One of the best activities I’ve ever done for my heart and my head (and my knees, back and hips) is walking. Spring for a good pair of walking shoes, and it’s the only hard cost and well worth the investment.
Then open your front door, pick a direction and start walking. Although a Sunday stroll is great for clearing the mind, you’ll need to pick up the pace to get cardio benefits. I walk 12-minute miles, which is quite brisk — I’ve passed joggers on many a walk. Start slow, maybe just a walk to the end of your block and back.
Do it consistently, and you’ll be surprised how quickly you gain speed and distance. Listen to music or a podcast while you walk. It helps break the boredom that some complain of. (Safety tip: Only use one earbud as you need to pay attention to things like traffic, and hearing an approaching car is crucial.)
5. Avoid alcohol and caffeine
I know, what an absurd recommendation. I’m a fan of the occasional glass of wine or a tasty cocktail. I drink too many caffeinated sodas, and coffee is the nectar of the Gods. But reducing your alcohol and caffeine consumption has multiple health benefits.
6. Write a letter or journal
Back in the day, when I was sometimes bombarded with pretty hateful stuff while doing my job for Zillow, I found something that helped me get through and over that stress.
I’d write the response how I really wanted to say it. Then I would go for a walk around the block (or a scream in the elevator), come back to my desk and delete what I wrote. It was very cathartic. Is there an agent on the other side of the transaction driving you insane? Have that whiney, never satisfied client? Write them a letter. Just don’t send it.
7. Talk to a friend. Zoom without a purpose

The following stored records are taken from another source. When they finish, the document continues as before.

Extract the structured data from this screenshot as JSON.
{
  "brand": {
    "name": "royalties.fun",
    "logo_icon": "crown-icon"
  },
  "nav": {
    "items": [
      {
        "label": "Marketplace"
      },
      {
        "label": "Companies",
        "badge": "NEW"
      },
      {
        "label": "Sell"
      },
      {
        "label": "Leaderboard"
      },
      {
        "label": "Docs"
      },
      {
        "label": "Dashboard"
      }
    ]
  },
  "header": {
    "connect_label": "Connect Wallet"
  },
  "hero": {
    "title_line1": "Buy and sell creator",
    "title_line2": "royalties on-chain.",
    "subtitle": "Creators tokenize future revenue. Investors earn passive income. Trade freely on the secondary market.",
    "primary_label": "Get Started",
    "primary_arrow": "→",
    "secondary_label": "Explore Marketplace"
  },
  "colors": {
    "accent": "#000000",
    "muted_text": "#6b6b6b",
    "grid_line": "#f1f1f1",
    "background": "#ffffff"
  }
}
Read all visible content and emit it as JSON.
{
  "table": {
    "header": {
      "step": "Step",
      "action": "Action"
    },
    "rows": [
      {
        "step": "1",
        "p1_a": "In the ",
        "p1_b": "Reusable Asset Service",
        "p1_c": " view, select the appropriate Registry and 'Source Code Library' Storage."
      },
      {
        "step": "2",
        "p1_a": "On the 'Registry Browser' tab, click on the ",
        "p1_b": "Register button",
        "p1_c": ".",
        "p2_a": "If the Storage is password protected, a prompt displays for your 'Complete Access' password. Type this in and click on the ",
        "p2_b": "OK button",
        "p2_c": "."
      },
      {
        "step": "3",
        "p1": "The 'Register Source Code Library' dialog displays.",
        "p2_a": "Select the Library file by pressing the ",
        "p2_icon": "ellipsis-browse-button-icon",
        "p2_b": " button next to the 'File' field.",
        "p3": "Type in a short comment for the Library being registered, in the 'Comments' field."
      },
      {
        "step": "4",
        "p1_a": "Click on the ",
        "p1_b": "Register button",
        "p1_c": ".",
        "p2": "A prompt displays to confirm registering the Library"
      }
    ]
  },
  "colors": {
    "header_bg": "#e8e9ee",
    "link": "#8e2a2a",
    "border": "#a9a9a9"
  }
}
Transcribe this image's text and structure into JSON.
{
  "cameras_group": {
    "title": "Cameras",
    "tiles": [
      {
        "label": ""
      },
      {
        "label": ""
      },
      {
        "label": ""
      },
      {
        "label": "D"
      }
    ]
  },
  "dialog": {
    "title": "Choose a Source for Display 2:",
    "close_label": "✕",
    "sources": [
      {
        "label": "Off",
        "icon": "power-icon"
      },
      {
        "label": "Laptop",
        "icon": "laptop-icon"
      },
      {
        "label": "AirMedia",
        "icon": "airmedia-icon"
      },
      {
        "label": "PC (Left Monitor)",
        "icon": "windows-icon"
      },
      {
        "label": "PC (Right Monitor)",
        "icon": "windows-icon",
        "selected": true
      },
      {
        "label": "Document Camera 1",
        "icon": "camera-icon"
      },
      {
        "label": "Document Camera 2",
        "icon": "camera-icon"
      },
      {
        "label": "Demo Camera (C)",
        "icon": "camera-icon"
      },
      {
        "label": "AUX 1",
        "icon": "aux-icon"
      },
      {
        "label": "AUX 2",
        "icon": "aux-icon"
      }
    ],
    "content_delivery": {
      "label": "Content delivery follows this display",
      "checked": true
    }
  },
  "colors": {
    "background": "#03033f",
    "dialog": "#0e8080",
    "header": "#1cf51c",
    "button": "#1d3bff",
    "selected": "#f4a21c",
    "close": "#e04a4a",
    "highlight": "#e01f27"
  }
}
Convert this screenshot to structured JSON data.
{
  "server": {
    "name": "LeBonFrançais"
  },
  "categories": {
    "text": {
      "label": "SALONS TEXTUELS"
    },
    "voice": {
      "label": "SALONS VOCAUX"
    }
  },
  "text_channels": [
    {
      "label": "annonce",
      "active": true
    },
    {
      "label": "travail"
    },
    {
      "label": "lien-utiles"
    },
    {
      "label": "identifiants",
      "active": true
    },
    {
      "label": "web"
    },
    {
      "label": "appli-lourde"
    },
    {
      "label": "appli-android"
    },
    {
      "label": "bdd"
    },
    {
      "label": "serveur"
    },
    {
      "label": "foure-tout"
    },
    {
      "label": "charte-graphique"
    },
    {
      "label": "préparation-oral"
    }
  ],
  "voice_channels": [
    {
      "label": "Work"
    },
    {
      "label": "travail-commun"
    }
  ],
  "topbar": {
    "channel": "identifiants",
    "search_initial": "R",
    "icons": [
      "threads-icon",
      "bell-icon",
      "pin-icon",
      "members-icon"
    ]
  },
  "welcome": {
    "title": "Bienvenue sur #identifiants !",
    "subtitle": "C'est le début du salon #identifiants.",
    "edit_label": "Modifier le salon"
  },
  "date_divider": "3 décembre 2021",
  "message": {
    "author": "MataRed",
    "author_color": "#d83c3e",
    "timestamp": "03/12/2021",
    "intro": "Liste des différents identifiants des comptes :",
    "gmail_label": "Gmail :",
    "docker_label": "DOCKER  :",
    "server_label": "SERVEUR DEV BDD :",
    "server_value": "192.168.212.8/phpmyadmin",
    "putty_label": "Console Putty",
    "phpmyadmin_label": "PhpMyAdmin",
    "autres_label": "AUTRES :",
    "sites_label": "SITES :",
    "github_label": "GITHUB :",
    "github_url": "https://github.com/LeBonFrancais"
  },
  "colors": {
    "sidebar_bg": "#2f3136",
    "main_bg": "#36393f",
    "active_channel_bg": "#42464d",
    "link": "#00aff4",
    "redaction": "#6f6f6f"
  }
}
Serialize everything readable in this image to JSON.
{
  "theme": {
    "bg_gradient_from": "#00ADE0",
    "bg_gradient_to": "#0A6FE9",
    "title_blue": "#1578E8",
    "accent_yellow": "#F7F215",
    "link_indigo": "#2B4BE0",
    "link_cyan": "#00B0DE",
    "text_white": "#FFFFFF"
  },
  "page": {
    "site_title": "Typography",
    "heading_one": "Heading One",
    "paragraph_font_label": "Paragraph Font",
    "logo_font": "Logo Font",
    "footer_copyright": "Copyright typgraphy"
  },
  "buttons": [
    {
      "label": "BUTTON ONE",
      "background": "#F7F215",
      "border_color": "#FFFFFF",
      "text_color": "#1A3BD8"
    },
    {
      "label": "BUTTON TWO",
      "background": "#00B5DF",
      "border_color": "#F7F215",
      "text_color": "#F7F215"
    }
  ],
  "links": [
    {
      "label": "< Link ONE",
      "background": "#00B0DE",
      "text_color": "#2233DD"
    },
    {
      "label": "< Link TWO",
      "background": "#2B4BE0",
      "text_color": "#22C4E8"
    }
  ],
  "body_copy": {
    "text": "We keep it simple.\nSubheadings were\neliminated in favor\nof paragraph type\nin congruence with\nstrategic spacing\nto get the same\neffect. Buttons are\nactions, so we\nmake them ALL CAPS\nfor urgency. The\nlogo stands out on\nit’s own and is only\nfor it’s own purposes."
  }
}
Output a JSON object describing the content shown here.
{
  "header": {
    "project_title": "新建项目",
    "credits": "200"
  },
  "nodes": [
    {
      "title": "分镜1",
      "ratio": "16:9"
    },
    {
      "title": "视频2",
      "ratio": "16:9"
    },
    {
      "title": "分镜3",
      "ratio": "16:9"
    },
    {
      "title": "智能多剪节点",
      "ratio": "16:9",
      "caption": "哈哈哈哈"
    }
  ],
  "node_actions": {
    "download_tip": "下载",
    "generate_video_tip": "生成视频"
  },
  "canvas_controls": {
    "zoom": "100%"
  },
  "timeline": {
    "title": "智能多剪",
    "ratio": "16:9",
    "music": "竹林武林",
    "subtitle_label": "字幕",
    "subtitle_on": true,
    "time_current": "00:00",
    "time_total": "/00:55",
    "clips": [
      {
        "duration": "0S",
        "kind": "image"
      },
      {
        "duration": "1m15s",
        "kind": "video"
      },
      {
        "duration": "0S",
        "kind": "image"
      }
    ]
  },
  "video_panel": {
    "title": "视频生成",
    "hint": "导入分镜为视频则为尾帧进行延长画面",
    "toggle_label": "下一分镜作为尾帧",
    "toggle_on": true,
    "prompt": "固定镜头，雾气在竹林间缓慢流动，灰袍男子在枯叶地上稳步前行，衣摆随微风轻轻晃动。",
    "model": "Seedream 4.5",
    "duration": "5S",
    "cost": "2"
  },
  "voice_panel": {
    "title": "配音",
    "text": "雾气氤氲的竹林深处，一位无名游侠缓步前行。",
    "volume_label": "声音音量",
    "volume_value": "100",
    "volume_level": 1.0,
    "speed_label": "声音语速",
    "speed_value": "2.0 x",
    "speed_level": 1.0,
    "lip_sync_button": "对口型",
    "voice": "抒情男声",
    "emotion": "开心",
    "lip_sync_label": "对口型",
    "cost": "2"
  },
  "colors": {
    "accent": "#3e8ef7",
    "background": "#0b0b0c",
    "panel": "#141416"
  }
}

I’m currently doing a little consulting work that involves demoing an app to real estate professionals. I started with setting up 30-minute Zoom sessions for the demos and quickly found everyone was running overtime because we’d chat and catch up for the first 15 minutes.
It was glorious. I’m personally committing to having two 15-minute Zooms a week with friends I haven’t seen or spoken to in a while. There will be no topic, and ideally, work discussions won’t surface.
I just want to reconnect with the humans I love and miss. It’s so good for the head. You could do the same with the Clubhouse app, but avoid the rooms with hundreds of people listening to a “guru” bloviate.
8. Take some ‘me time’
Last but far from least, take what I call “me time.” Being a far bigger introvert than many would think, I have to take “me time,” also known as alone time. It might be just 10 or 15 minutes of being alone.
No phone, no commitments. Maybe a book or my guitar. Maybe just sitting and staring off into space. Escape the grind. Go to the Caribbean in your mind. It’s cleansing.
Finally, seek help if you need it. Although burnout is not really a medical condition, opening up to your doctor is a great way to get help. Mental health is sadly a taboo subject with many and often has negative connotations. Being burned out doesn’t mean you are crazy, weak or anything other than you’re burned out.
It can lead to physical health issues if not treated. So if you try to self-mitigate and aren’t having success, please seek professional help. Your friends and family need you. You need them. These are trying times; please take care of yourself!
Jay Thompson is a real estate veteran and retiree living in the Texas Coastal Bend, as well as the one spinning the wheels at Now Pondering. Follow him on Facebook, Instagram and Twitter. He holds an active Arizona broker’s license with eXp Realty. “Retired but not dead,” Jay speaks around the world on many things real estate.